● What to work on
Type out each record word for word. Pictures stay out.

(Records from a dataset)
-.-.-

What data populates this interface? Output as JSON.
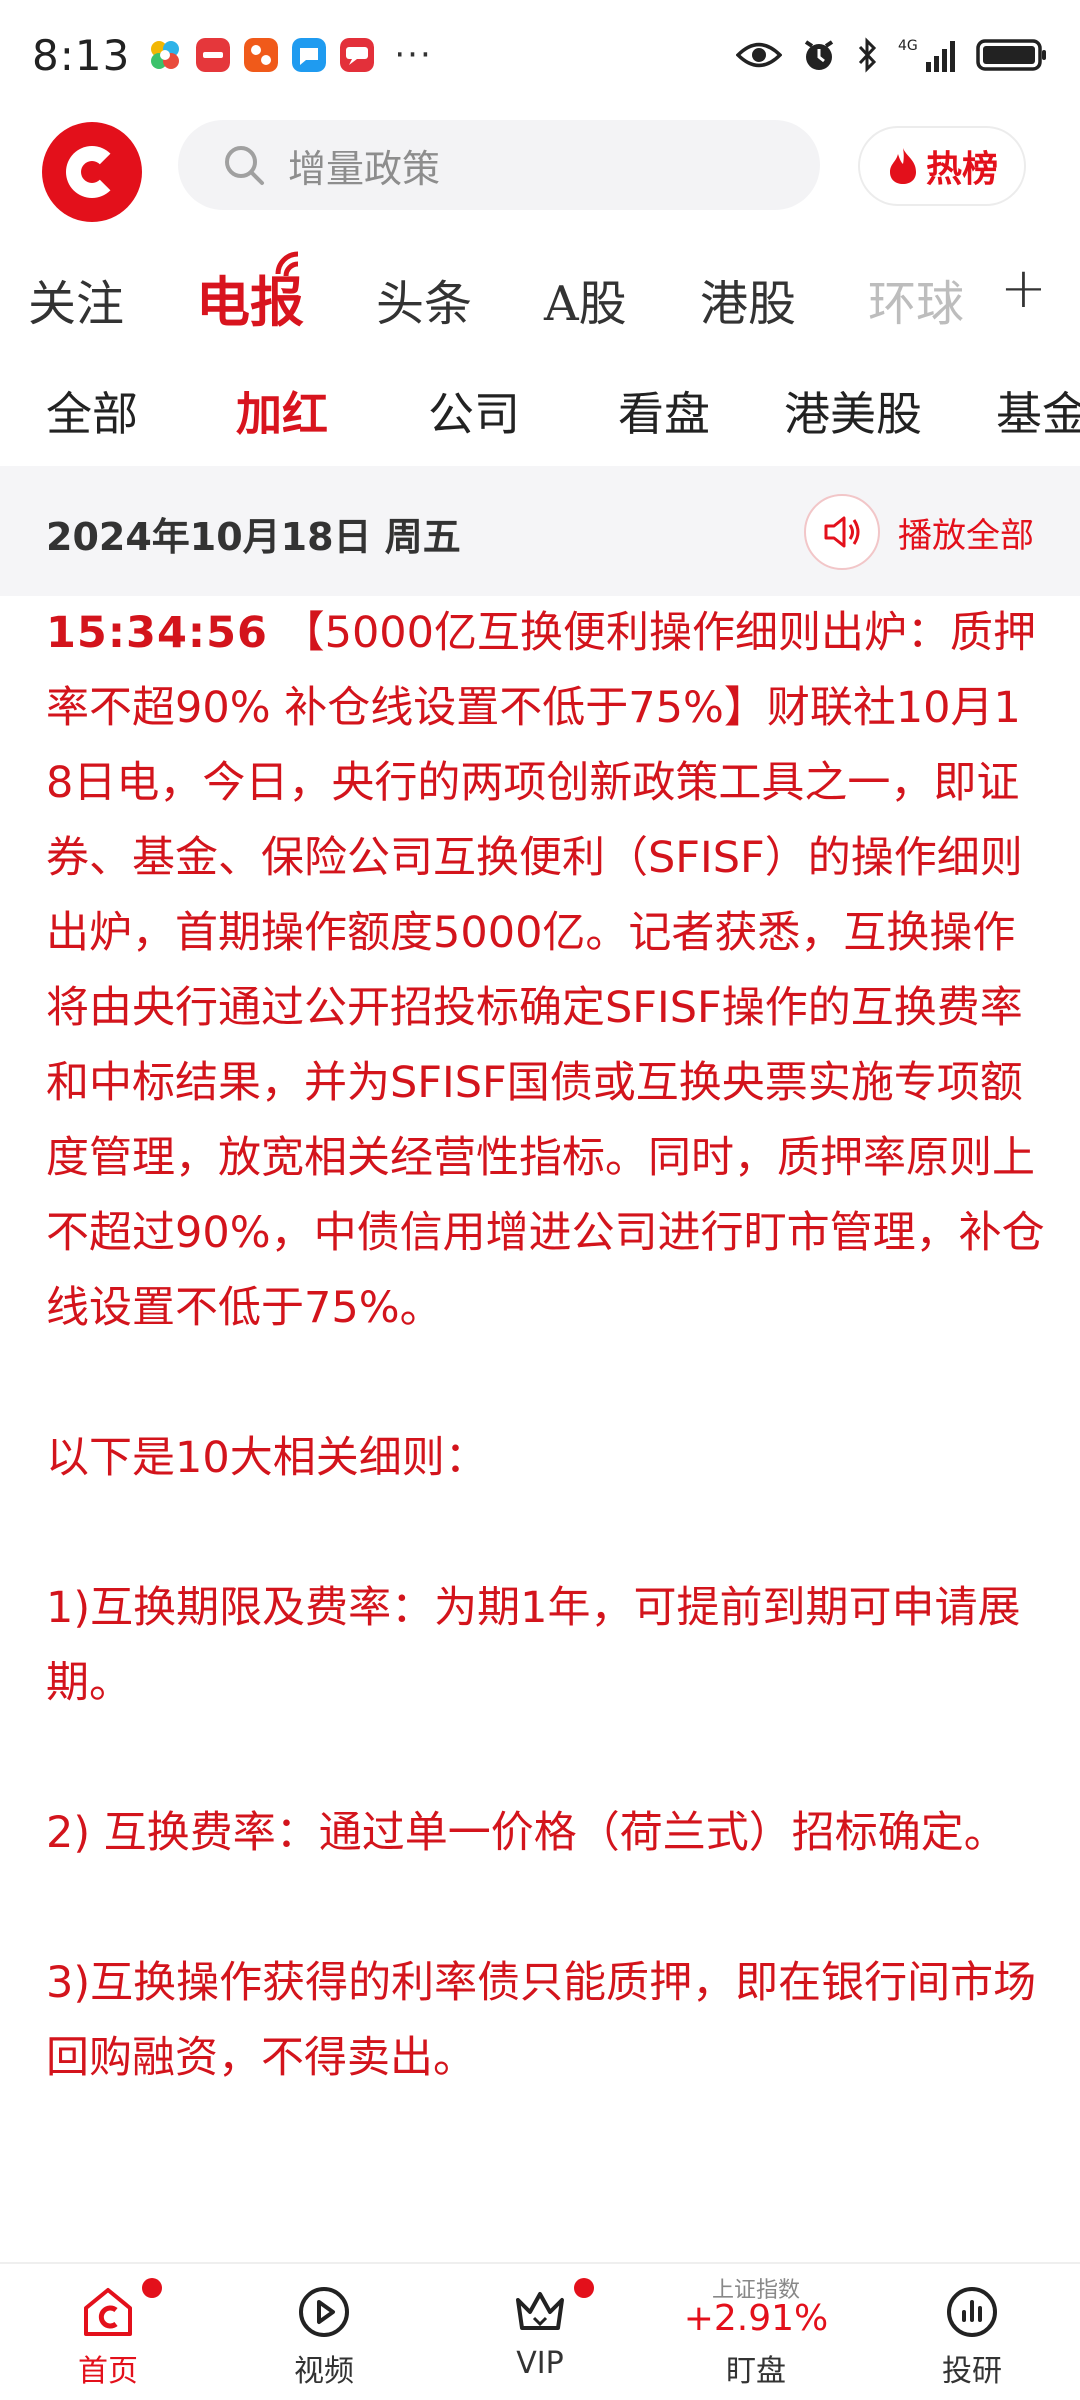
{
  "status_bar": {
    "time": "8:13",
    "dots": "···",
    "network": "4G"
  },
  "search": {
    "placeholder": "增量政策"
  },
  "hot_button": {
    "label": "热榜"
  },
  "main_tabs": [
    "关注",
    "电报",
    "头条",
    "A股",
    "港股",
    "环球"
  ],
  "sub_tabs": [
    "全部",
    "加红",
    "公司",
    "看盘",
    "港美股",
    "基金"
  ],
  "date_bar": {
    "date": "2024年10月18日 周五",
    "play_all": "播放全部"
  },
  "article": {
    "time": "15:34:56",
    "lead": "【5000亿互换便利操作细则出炉：质押率不超90% 补仓线设置不低于75%】财联社10月18日电，今日，央行的两项创新政策工具之一，即证券、基金、保险公司互换便利（SFISF）的操作细则出炉，首期操作额度5000亿。记者获悉，互换操作将由央行通过公开招投标确定SFISF操作的互换费率和中标结果，并为SFISF国债或互换央票实施专项额度管理，放宽相关经营性指标。同时，质押率原则上不超过90%，中债信用增进公司进行盯市管理，补仓线设置不低于75%。",
    "intro": "以下是10大相关细则：",
    "items": [
      "1)互换期限及费率：为期1年，可提前到期可申请展期。",
      "2) 互换费率：通过单一价格（荷兰式）招标确定。",
      "3)互换操作获得的利率债只能质押，即在银行间市场回购融资，不得卖出。"
    ]
  },
  "bottom_nav": {
    "home": "首页",
    "video": "视频",
    "vip": "VIP",
    "index_name": "上证指数",
    "index_change": "+2.91%",
    "watch": "盯盘",
    "research": "投研"
  },
  "colors": {
    "brand_red": "#e3101b",
    "article_red": "#d3141c"
  }
}
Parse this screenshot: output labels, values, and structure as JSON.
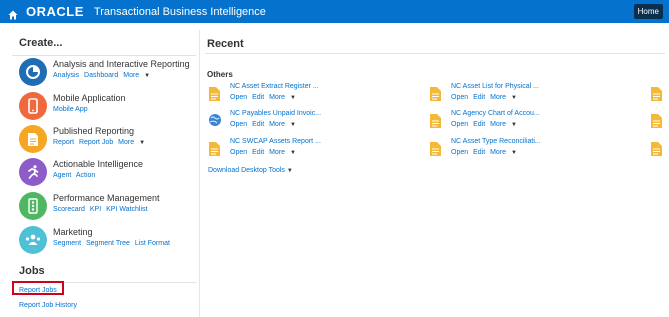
{
  "header": {
    "brand": "ORACLE",
    "app_title": "Transactional Business Intelligence",
    "home_button": "Home"
  },
  "create": {
    "heading": "Create...",
    "items": [
      {
        "title": "Analysis and Interactive Reporting",
        "links": [
          "Analysis",
          "Dashboard",
          "More"
        ],
        "icon": "analysis-icon",
        "color": "#1e6db5"
      },
      {
        "title": "Mobile Application",
        "links": [
          "Mobile App"
        ],
        "icon": "mobile-icon",
        "color": "#f0683e"
      },
      {
        "title": "Published Reporting",
        "links": [
          "Report",
          "Report Job",
          "More"
        ],
        "icon": "report-icon",
        "color": "#f5a623"
      },
      {
        "title": "Actionable Intelligence",
        "links": [
          "Agent",
          "Action"
        ],
        "icon": "runner-icon",
        "color": "#8e5cc9"
      },
      {
        "title": "Performance Management",
        "links": [
          "Scorecard",
          "KPI",
          "KPI Watchlist"
        ],
        "icon": "scorecard-icon",
        "color": "#4fb664"
      },
      {
        "title": "Marketing",
        "links": [
          "Segment",
          "Segment Tree",
          "List Format"
        ],
        "icon": "people-icon",
        "color": "#4fc1d6"
      }
    ]
  },
  "jobs": {
    "heading": "Jobs",
    "links": [
      "Report Jobs",
      "Report Job History"
    ]
  },
  "recent": {
    "heading": "Recent",
    "group": "Others",
    "item_links": [
      "Open",
      "Edit",
      "More"
    ],
    "items": [
      {
        "title": "NC Asset Extract Register ...",
        "icon": "document-icon"
      },
      {
        "title": "NC Asset List for Physical ...",
        "icon": "document-icon"
      },
      {
        "title": "NC Payables Unpaid Invoic...",
        "icon": "globe-icon"
      },
      {
        "title": "NC Agency Chart of Accou...",
        "icon": "document-icon"
      },
      {
        "title": "NC SWCAP Assets Report ...",
        "icon": "document-icon"
      },
      {
        "title": "NC Asset Type Reconciliati...",
        "icon": "document-icon"
      }
    ],
    "download": "Download Desktop Tools"
  }
}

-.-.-

● Finished task
What data populates this interface? Output as JSON.
{
  "status_bar": {
    "time": "8:13",
    "dots": "···",
    "network": "4G"
  },
  "search": {
    "placeholder": "增量政策"
  },
  "hot_button": {
    "label": "热榜"
  },
  "main_tabs": [
    "关注",
    "电报",
    "头条",
    "A股",
    "港股",
    "环球"
  ],
  "sub_tabs": [
    "全部",
    "加红",
    "公司",
    "看盘",
    "港美股",
    "基金"
  ],
  "date_bar": {
    "date": "2024年10月18日 周五",
    "play_all": "播放全部"
  },
  "article": {
    "time": "15:34:56",
    "lead": "【5000亿互换便利操作细则出炉：质押率不超90% 补仓线设置不低于75%】财联社10月18日电，今日，央行的两项创新政策工具之一，即证券、基金、保险公司互换便利（SFISF）的操作细则出炉，首期操作额度5000亿。记者获悉，互换操作将由央行通过公开招投标确定SFISF操作的互换费率和中标结果，并为SFISF国债或互换央票实施专项额度管理，放宽相关经营性指标。同时，质押率原则上不超过90%，中债信用增进公司进行盯市管理，补仓线设置不低于75%。",
    "intro": "以下是10大相关细则：",
    "items": [
      "1)互换期限及费率：为期1年，可提前到期可申请展期。",
      "2) 互换费率：通过单一价格（荷兰式）招标确定。",
      "3)互换操作获得的利率债只能质押，即在银行间市场回购融资，不得卖出。"
    ]
  },
  "bottom_nav": {
    "home": "首页",
    "video": "视频",
    "vip": "VIP",
    "index_name": "上证指数",
    "index_change": "+2.91%",
    "watch": "盯盘",
    "research": "投研"
  },
  "colors": {
    "brand_red": "#e3101b",
    "article_red": "#d3141c"
  }
}
Parse this screenshot: output labels, values, and structure as JSON.
{
  "header": {
    "brand": "ORACLE",
    "app_title": "Transactional Business Intelligence",
    "home_button": "Home"
  },
  "create": {
    "heading": "Create...",
    "items": [
      {
        "title": "Analysis and Interactive Reporting",
        "links": [
          "Analysis",
          "Dashboard",
          "More"
        ],
        "icon": "analysis-icon",
        "color": "#1e6db5"
      },
      {
        "title": "Mobile Application",
        "links": [
          "Mobile App"
        ],
        "icon": "mobile-icon",
        "color": "#f0683e"
      },
      {
        "title": "Published Reporting",
        "links": [
          "Report",
          "Report Job",
          "More"
        ],
        "icon": "report-icon",
        "color": "#f5a623"
      },
      {
        "title": "Actionable Intelligence",
        "links": [
          "Agent",
          "Action"
        ],
        "icon": "runner-icon",
        "color": "#8e5cc9"
      },
      {
        "title": "Performance Management",
        "links": [
          "Scorecard",
          "KPI",
          "KPI Watchlist"
        ],
        "icon": "scorecard-icon",
        "color": "#4fb664"
      },
      {
        "title": "Marketing",
        "links": [
          "Segment",
          "Segment Tree",
          "List Format"
        ],
        "icon": "people-icon",
        "color": "#4fc1d6"
      }
    ]
  },
  "jobs": {
    "heading": "Jobs",
    "links": [
      "Report Jobs",
      "Report Job History"
    ]
  },
  "recent": {
    "heading": "Recent",
    "group": "Others",
    "item_links": [
      "Open",
      "Edit",
      "More"
    ],
    "items": [
      {
        "title": "NC Asset Extract Register ...",
        "icon": "document-icon"
      },
      {
        "title": "NC Asset List for Physical ...",
        "icon": "document-icon"
      },
      {
        "title": "NC Payables Unpaid Invoic...",
        "icon": "globe-icon"
      },
      {
        "title": "NC Agency Chart of Accou...",
        "icon": "document-icon"
      },
      {
        "title": "NC SWCAP Assets Report ...",
        "icon": "document-icon"
      },
      {
        "title": "NC Asset Type Reconciliati...",
        "icon": "document-icon"
      }
    ],
    "download": "Download Desktop Tools"
  }
}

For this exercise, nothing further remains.